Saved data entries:
◇ ◇ ◇
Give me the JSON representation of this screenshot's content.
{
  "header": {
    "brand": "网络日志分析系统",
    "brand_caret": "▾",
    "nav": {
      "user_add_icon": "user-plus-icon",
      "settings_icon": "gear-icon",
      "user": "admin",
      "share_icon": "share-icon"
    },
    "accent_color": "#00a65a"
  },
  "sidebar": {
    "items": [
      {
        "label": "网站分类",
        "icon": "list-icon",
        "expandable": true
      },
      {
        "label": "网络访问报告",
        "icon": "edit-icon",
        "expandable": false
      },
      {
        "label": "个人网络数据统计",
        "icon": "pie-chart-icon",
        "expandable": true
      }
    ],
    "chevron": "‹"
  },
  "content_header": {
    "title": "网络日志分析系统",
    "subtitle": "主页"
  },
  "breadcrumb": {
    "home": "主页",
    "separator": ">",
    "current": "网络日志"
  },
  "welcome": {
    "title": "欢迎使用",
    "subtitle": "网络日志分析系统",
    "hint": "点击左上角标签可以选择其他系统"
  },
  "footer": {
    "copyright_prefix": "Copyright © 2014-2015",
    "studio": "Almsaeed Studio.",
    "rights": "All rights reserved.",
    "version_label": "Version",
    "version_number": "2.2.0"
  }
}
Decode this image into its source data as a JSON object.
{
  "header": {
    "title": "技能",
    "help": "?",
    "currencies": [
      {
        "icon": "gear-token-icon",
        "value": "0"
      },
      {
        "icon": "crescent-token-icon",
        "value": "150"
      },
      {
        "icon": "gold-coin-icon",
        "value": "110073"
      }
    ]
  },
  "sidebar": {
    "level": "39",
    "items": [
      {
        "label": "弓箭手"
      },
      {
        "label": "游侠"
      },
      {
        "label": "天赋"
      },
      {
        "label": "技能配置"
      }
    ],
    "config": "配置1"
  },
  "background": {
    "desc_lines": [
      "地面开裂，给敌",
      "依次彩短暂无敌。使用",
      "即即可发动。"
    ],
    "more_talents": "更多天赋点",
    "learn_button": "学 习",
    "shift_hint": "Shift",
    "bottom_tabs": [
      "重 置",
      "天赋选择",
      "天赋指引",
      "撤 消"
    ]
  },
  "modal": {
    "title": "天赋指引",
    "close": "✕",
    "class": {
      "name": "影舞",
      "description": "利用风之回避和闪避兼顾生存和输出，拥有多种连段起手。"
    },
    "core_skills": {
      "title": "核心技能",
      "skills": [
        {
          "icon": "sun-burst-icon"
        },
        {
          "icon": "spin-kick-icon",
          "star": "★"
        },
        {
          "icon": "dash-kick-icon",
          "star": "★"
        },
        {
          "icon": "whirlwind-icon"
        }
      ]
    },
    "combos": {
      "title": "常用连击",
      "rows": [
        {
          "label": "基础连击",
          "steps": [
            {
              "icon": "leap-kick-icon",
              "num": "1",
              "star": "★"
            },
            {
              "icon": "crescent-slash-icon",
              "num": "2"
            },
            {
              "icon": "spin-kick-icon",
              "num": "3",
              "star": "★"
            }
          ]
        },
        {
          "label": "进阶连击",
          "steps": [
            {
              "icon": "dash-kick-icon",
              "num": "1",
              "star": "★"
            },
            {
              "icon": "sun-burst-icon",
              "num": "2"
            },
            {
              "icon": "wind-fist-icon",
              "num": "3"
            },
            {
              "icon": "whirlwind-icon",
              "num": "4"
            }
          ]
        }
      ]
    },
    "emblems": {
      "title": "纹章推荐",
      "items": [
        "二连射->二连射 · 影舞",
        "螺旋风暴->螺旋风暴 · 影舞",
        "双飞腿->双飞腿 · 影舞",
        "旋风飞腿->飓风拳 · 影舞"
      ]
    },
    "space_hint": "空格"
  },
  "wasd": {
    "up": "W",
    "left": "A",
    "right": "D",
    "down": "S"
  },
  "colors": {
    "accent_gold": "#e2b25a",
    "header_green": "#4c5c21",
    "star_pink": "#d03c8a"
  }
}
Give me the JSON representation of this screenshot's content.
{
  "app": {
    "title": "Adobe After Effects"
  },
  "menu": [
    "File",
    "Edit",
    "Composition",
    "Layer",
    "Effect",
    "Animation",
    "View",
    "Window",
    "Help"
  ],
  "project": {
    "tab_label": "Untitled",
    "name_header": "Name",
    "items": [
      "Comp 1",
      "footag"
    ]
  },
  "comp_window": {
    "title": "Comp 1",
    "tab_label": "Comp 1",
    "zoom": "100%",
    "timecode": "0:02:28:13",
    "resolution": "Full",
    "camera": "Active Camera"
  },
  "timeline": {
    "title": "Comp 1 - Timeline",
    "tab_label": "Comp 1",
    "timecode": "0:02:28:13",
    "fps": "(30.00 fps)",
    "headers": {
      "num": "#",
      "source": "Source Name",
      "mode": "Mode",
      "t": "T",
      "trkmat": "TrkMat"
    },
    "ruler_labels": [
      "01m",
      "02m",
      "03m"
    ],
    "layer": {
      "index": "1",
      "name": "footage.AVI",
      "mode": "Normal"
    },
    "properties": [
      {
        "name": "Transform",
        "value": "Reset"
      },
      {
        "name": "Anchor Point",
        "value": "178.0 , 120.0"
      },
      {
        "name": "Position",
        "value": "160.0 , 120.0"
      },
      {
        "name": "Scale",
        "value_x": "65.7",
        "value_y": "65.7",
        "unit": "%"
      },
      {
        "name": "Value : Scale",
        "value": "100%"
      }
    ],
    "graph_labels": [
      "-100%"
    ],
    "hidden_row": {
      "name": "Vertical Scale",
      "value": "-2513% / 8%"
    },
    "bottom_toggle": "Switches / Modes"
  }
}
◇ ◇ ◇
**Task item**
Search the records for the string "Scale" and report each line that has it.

**Response for this exercise**
        "name": "Scale",
        "name": "Value : Scale",
      "name": "Vertical Scale",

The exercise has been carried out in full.